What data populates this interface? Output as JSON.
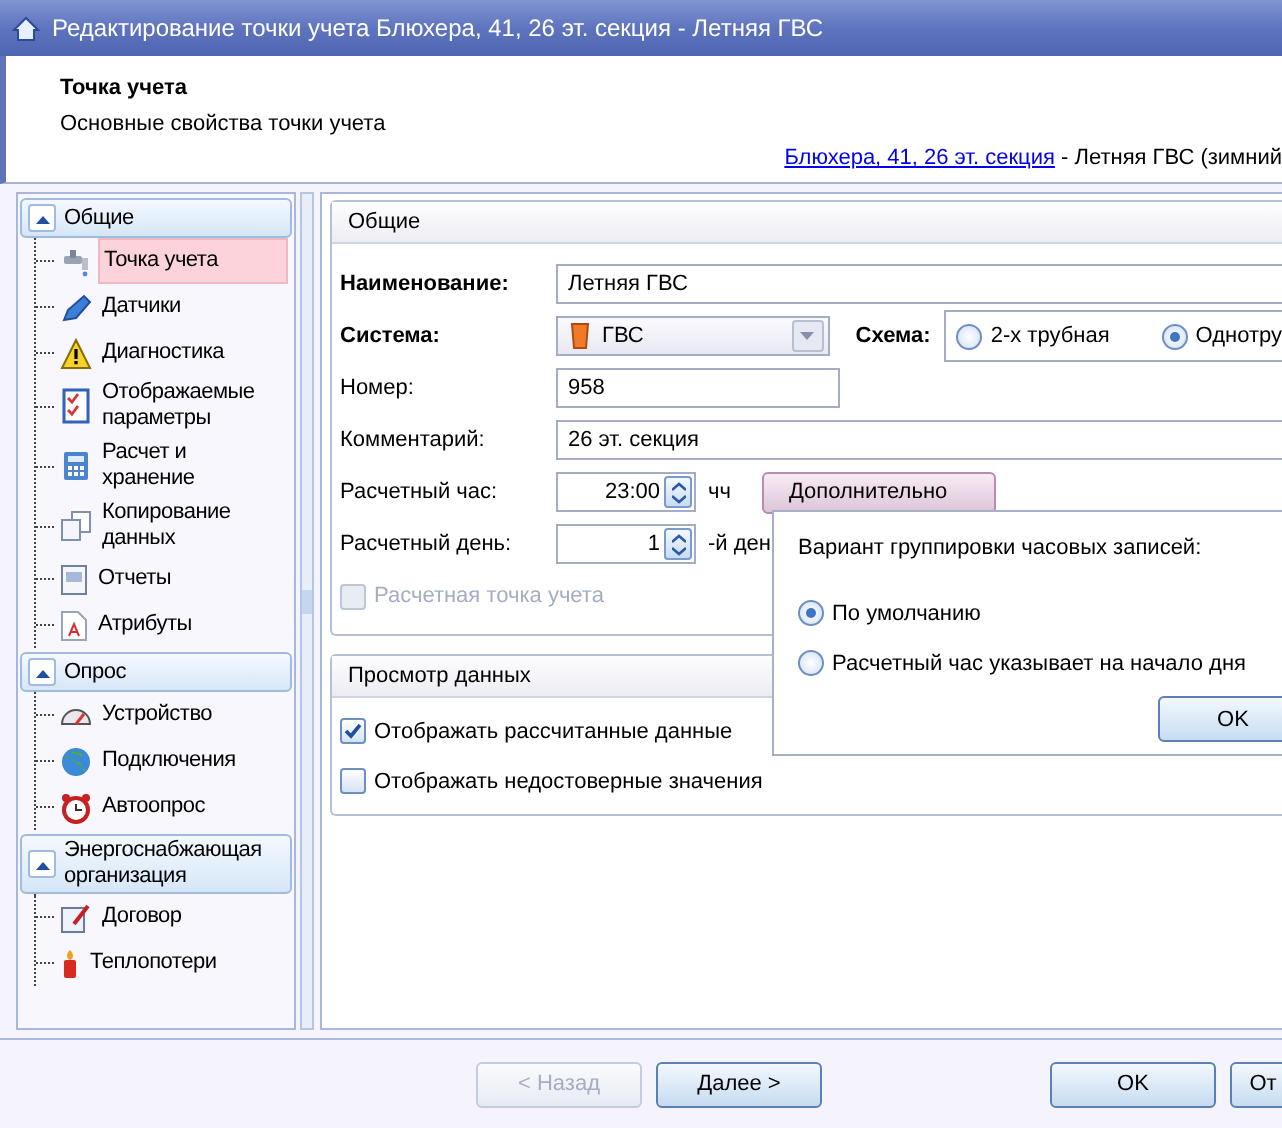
{
  "window": {
    "title": "Редактирование точки учета Блюхера, 41, 26 эт. секция - Летняя ГВС"
  },
  "header": {
    "title": "Точка учета",
    "subtitle": "Основные свойства точки учета",
    "breadcrumb_link": "Блюхера, 41, 26 эт. секция",
    "breadcrumb_rest": " - Летняя ГВС (зимний"
  },
  "sidebar": {
    "groups": [
      {
        "label": "Общие",
        "expanded": true,
        "items": [
          {
            "label": "Точка учета",
            "selected": true
          },
          {
            "label": "Датчики",
            "selected": false
          },
          {
            "label": "Диагностика",
            "selected": false
          },
          {
            "label": "Отображаемые параметры",
            "selected": false
          },
          {
            "label": "Расчет и хранение",
            "selected": false
          },
          {
            "label": "Копирование данных",
            "selected": false
          },
          {
            "label": "Отчеты",
            "selected": false
          },
          {
            "label": "Атрибуты",
            "selected": false
          }
        ]
      },
      {
        "label": "Опрос",
        "expanded": true,
        "items": [
          {
            "label": "Устройство",
            "selected": false
          },
          {
            "label": "Подключения",
            "selected": false
          },
          {
            "label": "Автоопрос",
            "selected": false
          }
        ]
      },
      {
        "label": "Энергоснабжающая организация",
        "expanded": true,
        "items": [
          {
            "label": "Договор",
            "selected": false
          },
          {
            "label": "Теплопотери",
            "selected": false
          }
        ]
      }
    ]
  },
  "general": {
    "title": "Общие",
    "name": {
      "label": "Наименование:",
      "value": "Летняя ГВС"
    },
    "system": {
      "label": "Система:",
      "value": "ГВС"
    },
    "scheme": {
      "label": "Схема:",
      "options": [
        {
          "label": "2-х трубная",
          "selected": false
        },
        {
          "label": "Однотру",
          "selected": true
        }
      ]
    },
    "number": {
      "label": "Номер:",
      "value": "958"
    },
    "comment": {
      "label": "Комментарий:",
      "value": "26 эт. секция"
    },
    "hour": {
      "label": "Расчетный час:",
      "value": "23:00",
      "unit": "чч",
      "button": "Дополнительно"
    },
    "day": {
      "label": "Расчетный день:",
      "value": "1",
      "unit": "-й ден"
    },
    "billing_point": {
      "label": "Расчетная точка учета",
      "checked": false,
      "disabled": true
    }
  },
  "data_view": {
    "title": "Просмотр данных",
    "options": [
      {
        "label": "Отображать рассчитанные данные",
        "checked": true
      },
      {
        "label": "Отображать недостоверные значения",
        "checked": false
      }
    ]
  },
  "popup": {
    "title": "Вариант группировки часовых записей:",
    "options": [
      {
        "label": "По умолчанию",
        "selected": true
      },
      {
        "label": "Расчетный час указывает на начало дня",
        "selected": false
      }
    ],
    "ok": "OK"
  },
  "footer": {
    "buttons": [
      {
        "label": "< Назад",
        "disabled": true
      },
      {
        "label": "Далее >",
        "disabled": false
      },
      {
        "label": "OK",
        "disabled": false
      },
      {
        "label": "От",
        "disabled": false
      }
    ]
  }
}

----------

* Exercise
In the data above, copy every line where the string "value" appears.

* Output for this exercise
      "value": "Летняя ГВС"
      "value": "ГВС"
      "value": "958"
      "value": "26 эт. секция"
      "value": "23:00",
      "value": "1",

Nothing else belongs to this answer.